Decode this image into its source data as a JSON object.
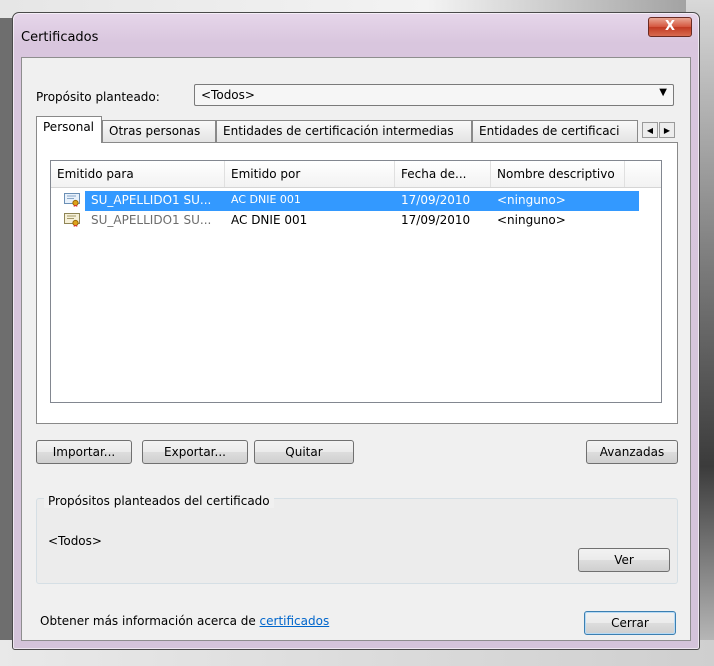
{
  "window": {
    "title": "Certificados",
    "close_glyph": "X"
  },
  "purpose": {
    "label": "Propósito planteado:",
    "value": "<Todos>"
  },
  "tabs": [
    {
      "label": "Personal",
      "active": true
    },
    {
      "label": "Otras personas"
    },
    {
      "label": "Entidades de certificación intermedias"
    },
    {
      "label": "Entidades de certificaci"
    }
  ],
  "list": {
    "columns": [
      "Emitido para",
      "Emitido por",
      "Fecha de...",
      "Nombre descriptivo"
    ],
    "rows": [
      {
        "issued_to": "SU_APELLIDO1 SU...",
        "issued_by": "AC DNIE  001",
        "date": "17/09/2010",
        "friendly": "<ninguno>",
        "selected": true
      },
      {
        "issued_to": "SU_APELLIDO1 SU...",
        "issued_by": "AC DNIE 001",
        "date": "17/09/2010",
        "friendly": "<ninguno>",
        "selected": false
      }
    ]
  },
  "buttons": {
    "import": "Importar...",
    "export": "Exportar...",
    "remove": "Quitar",
    "advanced": "Avanzadas",
    "view": "Ver",
    "close": "Cerrar"
  },
  "purposes_group": {
    "title": "Propósitos planteados del certificado",
    "value": "<Todos>"
  },
  "footer": {
    "text": "Obtener más información acerca de ",
    "link": "certificados"
  },
  "colors": {
    "selection": "#3399ff",
    "link": "#0066cc"
  }
}
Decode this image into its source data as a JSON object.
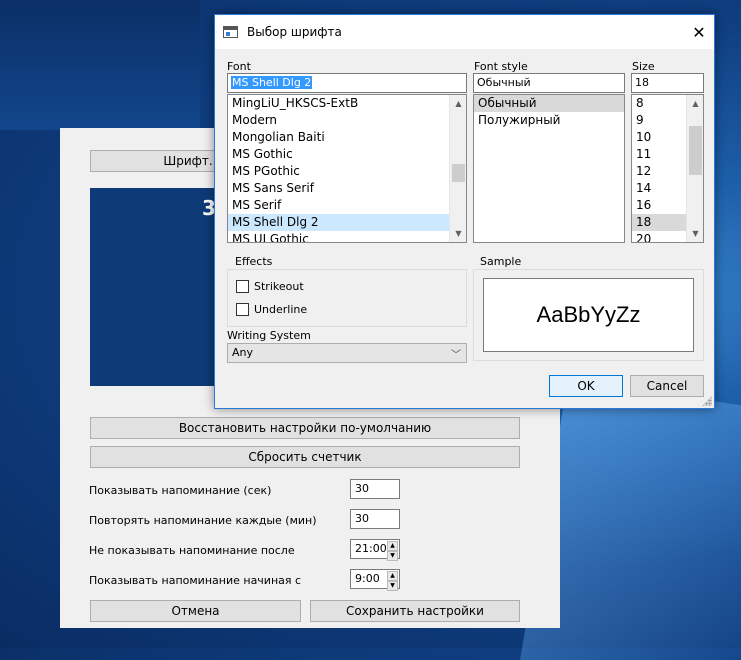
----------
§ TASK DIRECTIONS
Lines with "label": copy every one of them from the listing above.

§ THE ANSWER
    "label": "Propósito planteado:",
      "label": "Personal",
      "label": "Otras personas"
      "label": "Entidades de certificación intermedias"
      "label": "Entidades de certificaci"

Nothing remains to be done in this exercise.